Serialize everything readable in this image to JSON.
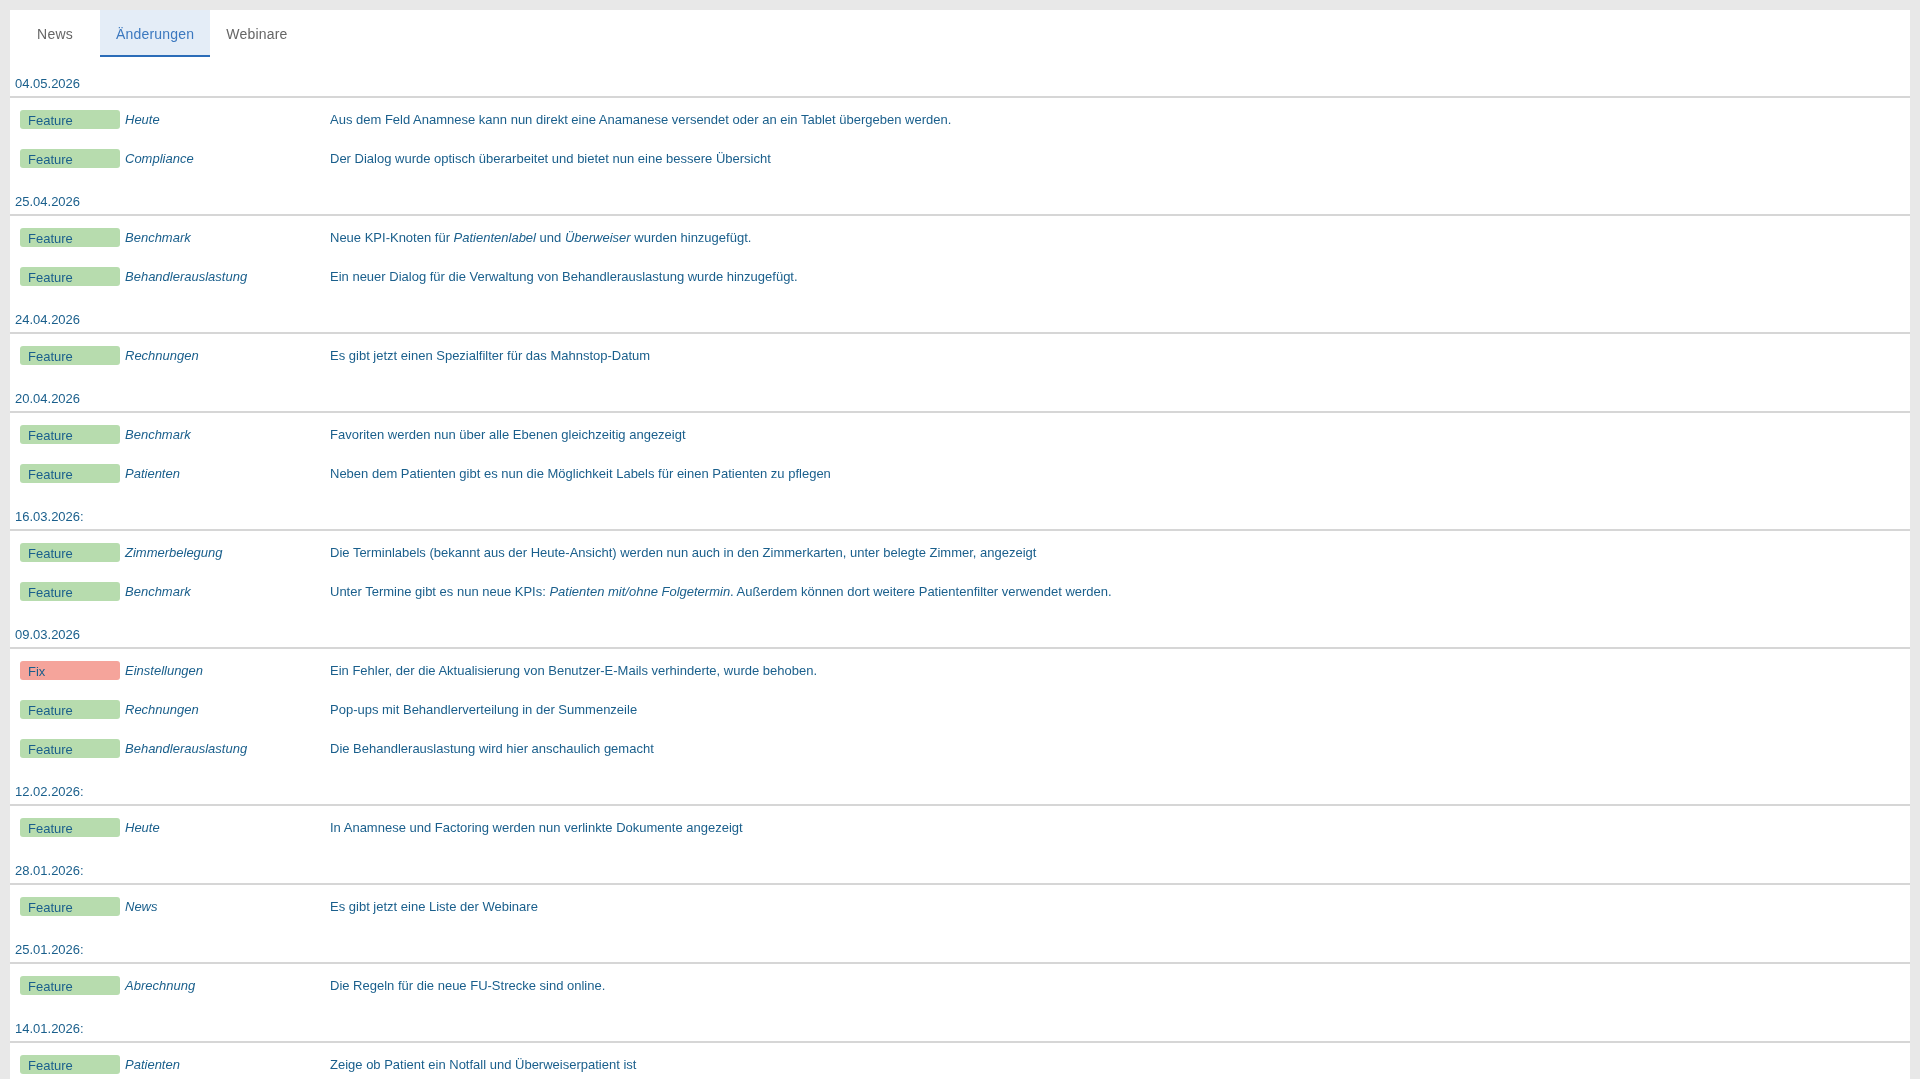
{
  "tabs": [
    {
      "label": "News",
      "selected": false
    },
    {
      "label": "Änderungen",
      "selected": true
    },
    {
      "label": "Webinare",
      "selected": false
    }
  ],
  "changelog": [
    {
      "date": "04.05.2026",
      "entries": [
        {
          "tag": {
            "label": "Feature",
            "color": "#b7dcae"
          },
          "area": "Heute",
          "description": "Aus dem Feld Anamnese kann nun direkt eine Anamanese versendet oder an ein Tablet übergeben werden."
        },
        {
          "tag": {
            "label": "Feature",
            "color": "#b7dcae"
          },
          "area": "Compliance",
          "description": "Der Dialog wurde optisch überarbeitet und bietet nun eine bessere Übersicht"
        }
      ]
    },
    {
      "date": "25.04.2026",
      "entries": [
        {
          "tag": {
            "label": "Feature",
            "color": "#b7dcae"
          },
          "area": "Benchmark",
          "description": "Neue KPI-Knoten für *Patientenlabel* und *Überweiser* wurden hinzugefügt."
        },
        {
          "tag": {
            "label": "Feature",
            "color": "#b7dcae"
          },
          "area": "Behandlerauslastung",
          "description": "Ein neuer Dialog für die Verwaltung von Behandlerauslastung wurde hinzugefügt."
        }
      ]
    },
    {
      "date": "24.04.2026",
      "entries": [
        {
          "tag": {
            "label": "Feature",
            "color": "#b7dcae"
          },
          "area": "Rechnungen",
          "description": "Es gibt jetzt einen Spezialfilter für das Mahnstop-Datum"
        }
      ]
    },
    {
      "date": "20.04.2026",
      "entries": [
        {
          "tag": {
            "label": "Feature",
            "color": "#b7dcae"
          },
          "area": "Benchmark",
          "description": "Favoriten werden nun über alle Ebenen gleichzeitig angezeigt"
        },
        {
          "tag": {
            "label": "Feature",
            "color": "#b7dcae"
          },
          "area": "Patienten",
          "description": "Neben dem Patienten gibt es nun die Möglichkeit Labels für einen Patienten zu pflegen"
        }
      ]
    },
    {
      "date": "16.03.2026:",
      "entries": [
        {
          "tag": {
            "label": "Feature",
            "color": "#b7dcae"
          },
          "area": "Zimmerbelegung",
          "description": "Die Terminlabels (bekannt aus der Heute-Ansicht) werden nun auch in den Zimmerkarten, unter belegte Zimmer, angezeigt"
        },
        {
          "tag": {
            "label": "Feature",
            "color": "#b7dcae"
          },
          "area": "Benchmark",
          "description": "Unter Termine gibt es nun neue KPIs: *Patienten mit/ohne Folgetermin*. Außerdem können dort weitere Patientenfilter verwendet werden."
        }
      ]
    },
    {
      "date": "09.03.2026",
      "entries": [
        {
          "tag": {
            "label": "Fix",
            "color": "#f5a49b"
          },
          "area": "Einstellungen",
          "description": "Ein Fehler, der die Aktualisierung von Benutzer-E-Mails verhinderte, wurde behoben."
        },
        {
          "tag": {
            "label": "Feature",
            "color": "#b7dcae"
          },
          "area": "Rechnungen",
          "description": "Pop-ups mit Behandlerverteilung in der Summenzeile"
        },
        {
          "tag": {
            "label": "Feature",
            "color": "#b7dcae"
          },
          "area": "Behandlerauslastung",
          "description": "Die Behandlerauslastung wird hier anschaulich gemacht"
        }
      ]
    },
    {
      "date": "12.02.2026:",
      "entries": [
        {
          "tag": {
            "label": "Feature",
            "color": "#b7dcae"
          },
          "area": "Heute",
          "description": "In Anamnese und Factoring werden nun verlinkte Dokumente angezeigt"
        }
      ]
    },
    {
      "date": "28.01.2026:",
      "entries": [
        {
          "tag": {
            "label": "Feature",
            "color": "#b7dcae"
          },
          "area": "News",
          "description": "Es gibt jetzt eine Liste der Webinare"
        }
      ]
    },
    {
      "date": "25.01.2026:",
      "entries": [
        {
          "tag": {
            "label": "Feature",
            "color": "#b7dcae"
          },
          "area": "Abrechnung",
          "description": "Die Regeln für die neue FU-Strecke sind online."
        }
      ]
    },
    {
      "date": "14.01.2026:",
      "entries": [
        {
          "tag": {
            "label": "Feature",
            "color": "#b7dcae"
          },
          "area": "Patienten",
          "description": "Zeige ob Patient ein Notfall und Überweiserpatient ist"
        }
      ]
    }
  ]
}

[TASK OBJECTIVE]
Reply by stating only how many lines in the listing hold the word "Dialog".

[SOLUTION TO THIS PROBLEM]
2